for seasoned teachers, it becomes easy to demonstrate mastery over their subject matter, answer any type of question, come up with lessons at a moment’s notice, and more…often times, their passion about the material drives their own continued curiosity about their field of study, and that is what keeps them sharp (and what inspires their students, too)…and over time, the mastery of their craft may even exceed their own wildest imaginations–to really know more than you thought you were capable of (and then) learn something new–again and again and again?! after all, it is absolutely crazy how much you can learn about one small part of the world!
at the same time, veteran teachers may find the opposite is true for their emotional mastery among their students…almost as if the interpersonal and ‘soft’ skills are worn and weary–brought down to the ‘bare bones’, if present at all–and, as the intellectual expertise and curiosity grows and thrives, this other force works inversely and develops along another trajectory. it moves in this way…in silence and in shadows…until it doesn’t. then, it arrives, brutal and raw and visible for all to see. almost as if the time and energy teaching students has robbed the teacher of understanding, compassion and patience–or, to be truthful…it’s almost as if the teacher has intentionally and willingly handed these things over, through the years…
what then, shall a teacher do?
a teacher must become, once more, a student teacher.
[with emphasis on student]
how then, shall a teacher do this?
a teacher must leave the warm comfort of what they know.
and do something unknown to them.
only when a teacher leaves the safety and security that they have built can they become a pupil again. and only then can they see, hear, and feel what it is like to be a tenderfoot, a greenhorn, a first-timer once more. this is true for me (and maybe it is true for other teachers as well). this is the path that i am seeking–renewed compassion, patience, and understanding. and the first steps are the hardest, because the only way to go forward is to submit, to bow, to acquiesce and to admit that you know absolutely nothing.
recently, i have started taking karate classes with my children. it is awesome, difficult, and very, very frustrating (at times). the other day, i watched one of my instructors show me a punch–and he gestured, now you. i did what he did. i felt good about it. for a minute. until he said, that was completely wrong do it again (and again and again). in that moment, i was frustrated and impatient with myself and my instructor provided correction and encouragement. he showed patience, compassion and understanding to a complete novice–as i fumbled along, my karate ugly, looking like a stumbling and clumsy oaf. but, he stayed with me.

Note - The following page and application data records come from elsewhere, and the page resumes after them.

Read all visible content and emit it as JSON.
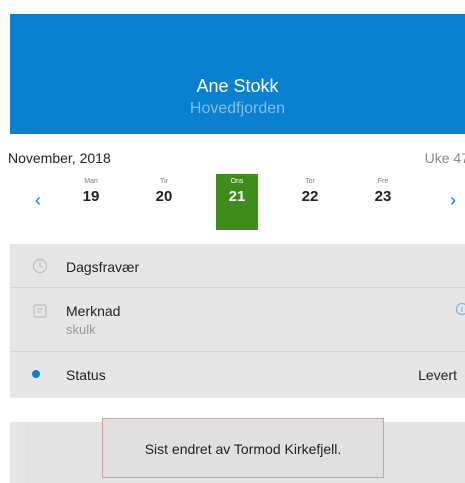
{
  "header": {
    "name": "Ane Stokk",
    "subtitle": "Hovedfjorden"
  },
  "calendar": {
    "month": "November, 2018",
    "week": "Uke 47",
    "prev_icon": "chevron-left-icon",
    "next_icon": "chevron-right-icon",
    "prev_glyph": "‹",
    "next_glyph": "›",
    "days": [
      {
        "weekday": "Man",
        "date": "19"
      },
      {
        "weekday": "Tir",
        "date": "20"
      },
      {
        "weekday": "Ons",
        "date": "21",
        "selected": true
      },
      {
        "weekday": "Tor",
        "date": "22"
      },
      {
        "weekday": "Fre",
        "date": "23"
      }
    ]
  },
  "rows": {
    "absence": {
      "label": "Dagsfravær",
      "icon": "clock-icon"
    },
    "note": {
      "label": "Merknad",
      "value": "skulk",
      "icon": "note-icon",
      "info_icon": "info-icon"
    },
    "status": {
      "label": "Status",
      "value": "Levert",
      "icon": "status-dot-icon"
    }
  },
  "toast": {
    "text": "Sist endret av Tormod Kirkefjell."
  },
  "colors": {
    "header": "#0a80d0",
    "selected_day": "#3f8c1a",
    "accent": "#0a80d0"
  }
}
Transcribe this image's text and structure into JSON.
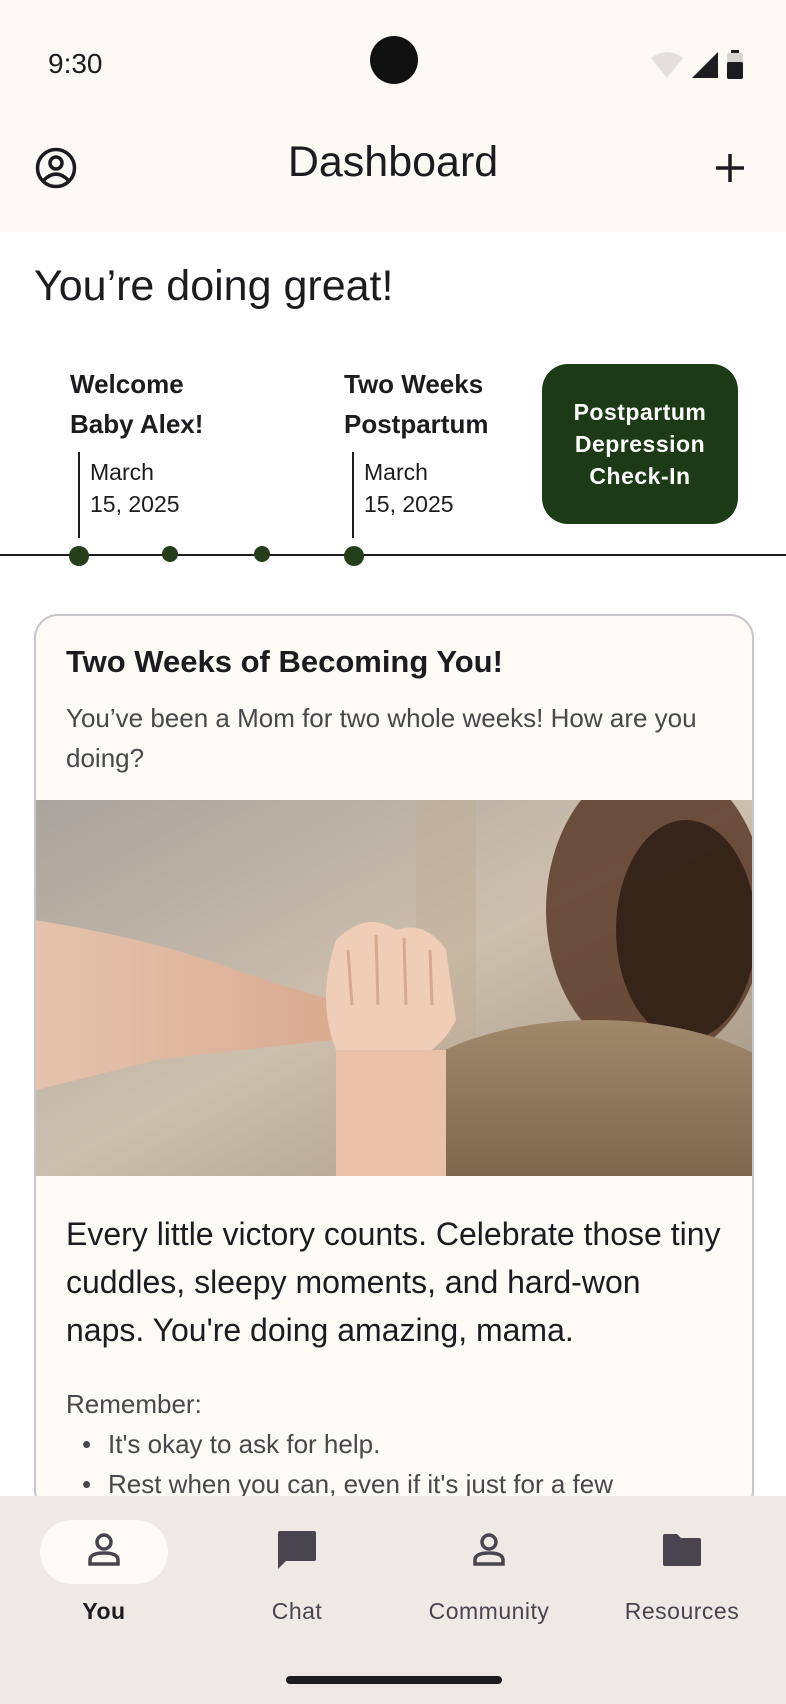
{
  "status_bar": {
    "time": "9:30"
  },
  "top_bar": {
    "title": "Dashboard"
  },
  "greeting": "You’re doing great!",
  "timeline": {
    "milestones": [
      {
        "title_line1": "Welcome",
        "title_line2": "Baby Alex!",
        "date_line1": "March",
        "date_line2": "15, 2025"
      },
      {
        "title_line1": "Two Weeks",
        "title_line2": "Postpartum",
        "date_line1": "March",
        "date_line2": "15, 2025"
      }
    ],
    "checkin_button": {
      "line1": "Postpartum",
      "line2": "Depression",
      "line3": "Check-In"
    }
  },
  "card": {
    "title": "Two Weeks of Becoming You!",
    "subtitle": "You’ve been a Mom for two whole weeks! How are you doing?",
    "body": "Every little victory counts. Celebrate those tiny cuddles, sleepy moments, and hard-won naps. You're doing amazing, mama.",
    "remember_label": "Remember:",
    "remember_items": [
      "It's okay to ask for help.",
      "Rest when you can, even if it's just for a few"
    ]
  },
  "bottom_nav": {
    "items": [
      {
        "label": "You",
        "icon": "person-icon",
        "active": true
      },
      {
        "label": "Chat",
        "icon": "chat-icon",
        "active": false
      },
      {
        "label": "Community",
        "icon": "person-icon",
        "active": false
      },
      {
        "label": "Resources",
        "icon": "folder-icon",
        "active": false
      }
    ]
  },
  "colors": {
    "surface": "#fcf8f3",
    "primary_dark": "#1c3a15",
    "nav_background": "#efe9e6",
    "card_background": "#fdfaf5"
  }
}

the process is humbling. but, it can bring you back. i think it’s doing just that for me–i can feel the start of it, you know…

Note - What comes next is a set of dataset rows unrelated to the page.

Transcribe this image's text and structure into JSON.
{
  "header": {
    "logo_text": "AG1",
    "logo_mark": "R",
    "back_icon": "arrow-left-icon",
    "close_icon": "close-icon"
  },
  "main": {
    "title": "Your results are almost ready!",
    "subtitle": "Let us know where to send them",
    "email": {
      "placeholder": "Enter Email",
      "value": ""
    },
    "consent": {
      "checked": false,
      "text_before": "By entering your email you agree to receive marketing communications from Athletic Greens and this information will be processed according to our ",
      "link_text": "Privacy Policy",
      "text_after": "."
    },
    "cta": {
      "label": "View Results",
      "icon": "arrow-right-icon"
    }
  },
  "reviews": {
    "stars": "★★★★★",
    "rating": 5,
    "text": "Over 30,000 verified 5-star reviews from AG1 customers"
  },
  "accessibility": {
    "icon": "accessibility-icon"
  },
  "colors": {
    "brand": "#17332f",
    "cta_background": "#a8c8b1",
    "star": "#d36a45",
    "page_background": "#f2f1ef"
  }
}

maybe, it can stir something in you, too.
so, what will you do? what new thing awaits you on the horizon? will you…
learn how to swim? paint a portrait? speak a new language? learn how to dance? write a book? take a trip? build a shelf? cook a meal? repair a watch? volunteer?
whatever it is and whenever it happens, i wish you good speed.